"In Bargaining on Nuclear Tests the historian Or Rabinowitz demonstrates the rare ability to engage with contemporary policy debates on nuclear proliferation and U.S. nonproliferation strategies on the one hand, and successfully utilize qualitative analytical frameworks in social science like prospect theory (19) on the other."

Journal Article - Taylor and Francis Science & Global Security

China's Uranium Enrichment Complex

| October 23, 2015

New public information allows a fresh estimate of China's current and under-construction uranium enrichment capacity. This paper uses open source information and commercial satellite imagery to identify and offer estimates of the capacity of China's 10 operating enrichment facilities, located at 4 sites, using centrifuge technology most likely based on adapting Russian technology. The total currently operating civilian centrifuge enrichment capacity is estimated to be about 4.5 million separative work units/year (SWU/year), with additional capacity estimated to be about 2 million SWU/year under construction. Also China could have an enrichment capacity of around 0.6 million SWU/year for non-weapon military uses (i.e., naval fuel) or dual use. These estimates are much larger than previous public estimates of China's total enrichment capacity.

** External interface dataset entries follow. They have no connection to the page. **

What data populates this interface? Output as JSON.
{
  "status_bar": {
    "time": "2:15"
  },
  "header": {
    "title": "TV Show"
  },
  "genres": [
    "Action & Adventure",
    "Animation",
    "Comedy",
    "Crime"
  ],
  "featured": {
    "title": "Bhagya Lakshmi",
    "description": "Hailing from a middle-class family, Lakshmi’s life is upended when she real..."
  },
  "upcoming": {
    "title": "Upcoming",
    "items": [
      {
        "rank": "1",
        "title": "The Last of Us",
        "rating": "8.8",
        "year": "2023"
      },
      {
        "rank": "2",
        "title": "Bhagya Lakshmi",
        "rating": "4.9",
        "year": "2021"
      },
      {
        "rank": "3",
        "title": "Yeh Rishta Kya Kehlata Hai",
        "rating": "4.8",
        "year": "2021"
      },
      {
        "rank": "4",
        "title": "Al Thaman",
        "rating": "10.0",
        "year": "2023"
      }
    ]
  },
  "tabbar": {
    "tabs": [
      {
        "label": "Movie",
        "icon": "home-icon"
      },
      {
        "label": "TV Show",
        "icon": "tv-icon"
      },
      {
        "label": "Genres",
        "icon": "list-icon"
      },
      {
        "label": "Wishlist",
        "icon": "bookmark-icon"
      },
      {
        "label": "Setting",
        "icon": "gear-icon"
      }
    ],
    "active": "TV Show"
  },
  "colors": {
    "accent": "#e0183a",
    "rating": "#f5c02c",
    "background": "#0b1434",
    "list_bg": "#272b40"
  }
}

Further expansion of enrichment capacity may be likely since China will require about 9 million SWU/year by 2020 to meet the enriched uranium fuel needs for its planned nuclear power reactor capacity of 58 gigawatts-electric (GWe) by 2020 under its policy of self-sufficiency in the supply of enrichment services.

Journal Article - Cold War History

'Wean Them Away from French Tutelage': Franco-Indian Nuclear Relations and Anglo-American Anxieties During the Early Cold War, 1948–1952

| October 2015

Based on multi-archival research, this article explores the significance of Franco-Indian nuclear relations against the backdrop of Anglo-American endeavours to censor information related to atomic energy and to secure control of strategic minerals during the early Cold War.